*Work order*: Find the string "JSON" in the records and copy each line where it occurs.

*Data for this task*:
+ + + + +

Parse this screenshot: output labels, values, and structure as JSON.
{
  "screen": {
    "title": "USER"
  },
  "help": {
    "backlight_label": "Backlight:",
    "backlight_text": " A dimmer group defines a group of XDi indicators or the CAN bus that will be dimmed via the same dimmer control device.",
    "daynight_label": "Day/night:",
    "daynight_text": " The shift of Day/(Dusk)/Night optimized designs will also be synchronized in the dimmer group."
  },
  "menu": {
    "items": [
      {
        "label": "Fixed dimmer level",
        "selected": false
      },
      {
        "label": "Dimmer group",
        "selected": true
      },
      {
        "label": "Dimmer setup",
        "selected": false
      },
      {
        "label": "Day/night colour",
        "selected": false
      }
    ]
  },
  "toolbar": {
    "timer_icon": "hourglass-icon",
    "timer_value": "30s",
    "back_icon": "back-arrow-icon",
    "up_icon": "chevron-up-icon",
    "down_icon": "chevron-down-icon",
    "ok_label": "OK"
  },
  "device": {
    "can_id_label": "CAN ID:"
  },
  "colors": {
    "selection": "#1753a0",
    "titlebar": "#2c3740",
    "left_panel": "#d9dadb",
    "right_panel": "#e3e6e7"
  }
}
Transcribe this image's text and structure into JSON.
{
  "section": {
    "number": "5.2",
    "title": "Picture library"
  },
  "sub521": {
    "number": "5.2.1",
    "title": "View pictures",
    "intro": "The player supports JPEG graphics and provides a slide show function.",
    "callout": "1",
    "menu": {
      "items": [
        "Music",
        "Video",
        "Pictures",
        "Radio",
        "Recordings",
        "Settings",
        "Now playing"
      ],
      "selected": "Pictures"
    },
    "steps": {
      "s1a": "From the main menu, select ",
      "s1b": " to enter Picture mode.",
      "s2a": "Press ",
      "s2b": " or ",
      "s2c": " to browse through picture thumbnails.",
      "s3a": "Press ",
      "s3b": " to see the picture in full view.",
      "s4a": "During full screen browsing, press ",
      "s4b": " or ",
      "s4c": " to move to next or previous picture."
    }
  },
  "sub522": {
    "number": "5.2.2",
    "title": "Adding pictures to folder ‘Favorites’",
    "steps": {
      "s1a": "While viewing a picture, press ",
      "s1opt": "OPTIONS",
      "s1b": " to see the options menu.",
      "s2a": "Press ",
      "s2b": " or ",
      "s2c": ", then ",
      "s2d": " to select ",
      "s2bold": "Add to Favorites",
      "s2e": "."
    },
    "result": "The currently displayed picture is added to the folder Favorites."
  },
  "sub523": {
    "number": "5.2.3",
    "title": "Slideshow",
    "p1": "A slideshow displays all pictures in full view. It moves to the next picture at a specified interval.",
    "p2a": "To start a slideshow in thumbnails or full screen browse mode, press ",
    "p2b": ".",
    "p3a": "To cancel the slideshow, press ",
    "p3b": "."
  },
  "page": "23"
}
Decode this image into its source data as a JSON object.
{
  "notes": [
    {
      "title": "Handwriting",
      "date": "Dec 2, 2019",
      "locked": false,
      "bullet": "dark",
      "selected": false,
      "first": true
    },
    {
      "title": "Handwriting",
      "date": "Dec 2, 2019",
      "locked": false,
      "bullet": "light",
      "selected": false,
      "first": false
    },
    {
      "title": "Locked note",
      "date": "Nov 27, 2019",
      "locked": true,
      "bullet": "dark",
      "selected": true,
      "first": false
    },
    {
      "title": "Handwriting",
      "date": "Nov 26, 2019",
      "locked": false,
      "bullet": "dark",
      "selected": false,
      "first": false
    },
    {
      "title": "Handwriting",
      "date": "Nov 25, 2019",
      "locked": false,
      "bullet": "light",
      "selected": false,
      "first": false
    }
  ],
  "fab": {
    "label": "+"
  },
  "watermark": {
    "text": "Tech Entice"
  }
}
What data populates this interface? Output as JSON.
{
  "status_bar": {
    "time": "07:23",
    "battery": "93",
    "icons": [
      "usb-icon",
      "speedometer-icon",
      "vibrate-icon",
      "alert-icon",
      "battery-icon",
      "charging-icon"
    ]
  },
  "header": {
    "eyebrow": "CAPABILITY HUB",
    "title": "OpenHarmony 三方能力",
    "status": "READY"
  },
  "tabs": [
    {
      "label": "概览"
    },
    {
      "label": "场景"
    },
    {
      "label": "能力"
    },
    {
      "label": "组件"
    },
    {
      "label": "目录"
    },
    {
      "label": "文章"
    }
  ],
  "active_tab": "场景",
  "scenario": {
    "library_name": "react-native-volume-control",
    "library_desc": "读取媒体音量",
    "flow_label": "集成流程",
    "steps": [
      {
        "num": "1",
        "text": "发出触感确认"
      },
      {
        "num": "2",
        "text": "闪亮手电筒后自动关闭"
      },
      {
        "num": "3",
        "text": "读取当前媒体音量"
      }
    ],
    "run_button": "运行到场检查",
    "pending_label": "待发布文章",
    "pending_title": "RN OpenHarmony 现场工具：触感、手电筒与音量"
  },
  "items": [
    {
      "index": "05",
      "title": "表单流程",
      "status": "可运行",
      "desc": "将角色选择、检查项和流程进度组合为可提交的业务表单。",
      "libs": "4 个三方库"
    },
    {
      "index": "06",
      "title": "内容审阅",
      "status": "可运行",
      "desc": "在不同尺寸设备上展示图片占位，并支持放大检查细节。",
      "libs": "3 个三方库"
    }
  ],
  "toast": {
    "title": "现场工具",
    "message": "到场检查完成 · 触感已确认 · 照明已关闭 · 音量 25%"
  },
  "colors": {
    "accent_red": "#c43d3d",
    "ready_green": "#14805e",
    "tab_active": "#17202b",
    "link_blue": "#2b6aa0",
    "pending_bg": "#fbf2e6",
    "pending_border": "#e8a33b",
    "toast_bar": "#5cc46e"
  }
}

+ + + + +

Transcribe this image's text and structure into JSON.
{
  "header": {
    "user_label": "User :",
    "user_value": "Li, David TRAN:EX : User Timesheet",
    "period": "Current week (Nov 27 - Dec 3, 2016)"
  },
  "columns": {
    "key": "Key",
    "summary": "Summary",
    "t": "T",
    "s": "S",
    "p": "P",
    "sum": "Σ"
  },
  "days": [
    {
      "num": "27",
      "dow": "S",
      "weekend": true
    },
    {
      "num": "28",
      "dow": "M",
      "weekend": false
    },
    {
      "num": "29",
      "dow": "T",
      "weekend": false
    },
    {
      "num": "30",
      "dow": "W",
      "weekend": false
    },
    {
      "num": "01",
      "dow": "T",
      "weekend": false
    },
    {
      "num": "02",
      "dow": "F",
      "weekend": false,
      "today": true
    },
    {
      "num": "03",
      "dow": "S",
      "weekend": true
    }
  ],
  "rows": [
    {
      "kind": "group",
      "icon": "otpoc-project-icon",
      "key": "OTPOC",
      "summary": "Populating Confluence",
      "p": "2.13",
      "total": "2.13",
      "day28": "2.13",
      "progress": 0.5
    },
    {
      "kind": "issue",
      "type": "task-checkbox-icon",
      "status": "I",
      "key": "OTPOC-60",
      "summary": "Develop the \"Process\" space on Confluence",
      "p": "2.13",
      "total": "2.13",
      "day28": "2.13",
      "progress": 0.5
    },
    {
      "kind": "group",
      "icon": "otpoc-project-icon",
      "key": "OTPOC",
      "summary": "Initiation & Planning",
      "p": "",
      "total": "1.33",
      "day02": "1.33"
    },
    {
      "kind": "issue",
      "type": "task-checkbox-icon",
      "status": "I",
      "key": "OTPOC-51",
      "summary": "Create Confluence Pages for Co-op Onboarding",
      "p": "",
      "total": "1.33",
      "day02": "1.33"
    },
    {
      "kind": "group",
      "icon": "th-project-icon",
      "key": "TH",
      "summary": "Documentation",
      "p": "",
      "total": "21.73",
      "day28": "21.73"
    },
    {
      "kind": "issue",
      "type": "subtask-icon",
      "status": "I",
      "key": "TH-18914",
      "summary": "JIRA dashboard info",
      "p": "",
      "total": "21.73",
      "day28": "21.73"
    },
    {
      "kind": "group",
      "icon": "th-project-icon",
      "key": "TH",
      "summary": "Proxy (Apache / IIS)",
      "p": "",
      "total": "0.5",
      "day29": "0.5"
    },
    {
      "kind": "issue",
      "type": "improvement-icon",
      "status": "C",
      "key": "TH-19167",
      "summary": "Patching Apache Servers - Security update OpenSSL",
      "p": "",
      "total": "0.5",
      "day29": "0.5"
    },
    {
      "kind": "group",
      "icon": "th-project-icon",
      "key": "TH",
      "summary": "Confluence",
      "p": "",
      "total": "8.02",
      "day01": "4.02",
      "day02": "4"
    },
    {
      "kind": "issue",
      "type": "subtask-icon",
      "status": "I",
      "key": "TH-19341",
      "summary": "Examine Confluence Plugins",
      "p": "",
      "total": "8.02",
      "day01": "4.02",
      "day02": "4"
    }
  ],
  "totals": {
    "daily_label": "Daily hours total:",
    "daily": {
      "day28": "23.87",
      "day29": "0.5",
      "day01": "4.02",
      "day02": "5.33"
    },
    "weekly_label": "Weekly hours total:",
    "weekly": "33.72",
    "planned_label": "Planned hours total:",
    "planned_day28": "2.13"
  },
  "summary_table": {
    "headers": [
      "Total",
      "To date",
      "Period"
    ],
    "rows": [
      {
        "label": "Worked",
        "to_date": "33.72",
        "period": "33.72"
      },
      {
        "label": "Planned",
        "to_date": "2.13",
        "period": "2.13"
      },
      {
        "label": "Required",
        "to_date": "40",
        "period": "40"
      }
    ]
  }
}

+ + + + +

*Exercise solution*:
Parse this screenshot: output labels, values, and structure as JSON.
Transcribe this image's text and structure into JSON.
Decode this image into its source data as a JSON object.
What data populates this interface? Output as JSON.
Transcribe this image's text and structure into JSON.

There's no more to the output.